Google DeepMind has a new AI model that can direct robotic tasks it was never trained to perform.
Named RT-2, the model learns from web and robotics data. It then turns this information into simple instructions for machines.
In tests, the model was asked to take actions never seen in the robotic data, such as placing oranges in a matching bowl. To follow these commands, the system had to translate knowledge from web-based data. According to DeepMind, the model had a 62% success for these operations — double that of its predecessor, RT-1.
“Just like language models are trained on text from the web to learn general ideas and concepts, RT-2 transfers knowledge from web data to inform robot behaviour,” said Vincent Vanhoucke, head of robotics at DeepMind. “In other words, RT-2 can speak robot.”
RT-2 was tested on various robotic skills that weren’t present in the robotics data.

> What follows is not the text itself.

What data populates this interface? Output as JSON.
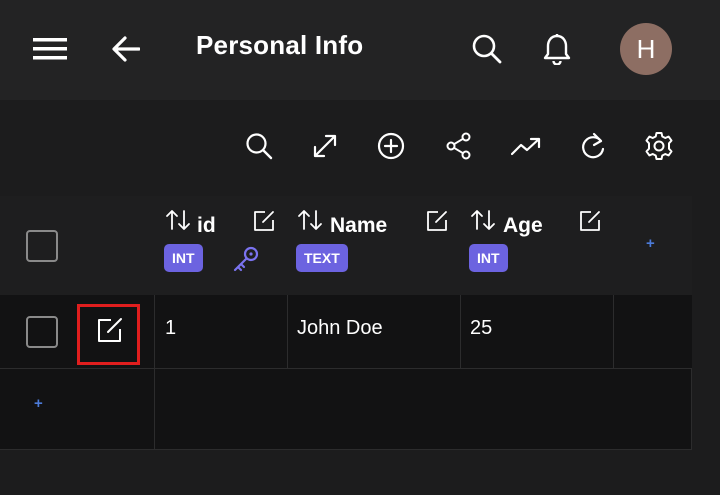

Credit: Google DeepMind
The tests showed RT-2 has impressive generalisation capabilities. It also has an improved semantic and visual understanding of robotic data that wasn’t previously encountered.
Catch up on our conference talks
Watch videos of our past talks for free with TNW All Access →
Notably, the model can use rudimentary reasoning to follow new user commands. Impressively, it can even perform multi-stage semantic reasoning. For instance, when instructed to pick an object that could be used as a hammer, RT-2 correctly identified a rock as the best option.
In one test, RT-2 figured out that a rock would be the best object to pick up as an improvised hammer. Credit: Google DeepMind
In another evaluation, the model was commanded to push a bottle of ketchup towards a blue cube.
There were several items in the scene, but the only one in the training dataset was the cube. Nonetheless, RT-2 successfully pushed the ketchup towards the specified destination.
RT-2 performed well in real-world tasks. Credit: Google DeepMind
DeepMind has heralded RT-2 as a breakthrough in artificial intelligence. The Londonlab says the model brings us closer to a future of helpful robots.
“Not only does RT-2 show how advances in AI are cascading rapidly into robotics, it shows enormous promise for more general-purpose robots,” said Vanhoucke. “While there is still a tremendous amount of work to be done to enable helpful robots in human-centered environments, RT-2 shows us an exciting future for robotics just within grasp.”
You can read the RT-2 study paper here.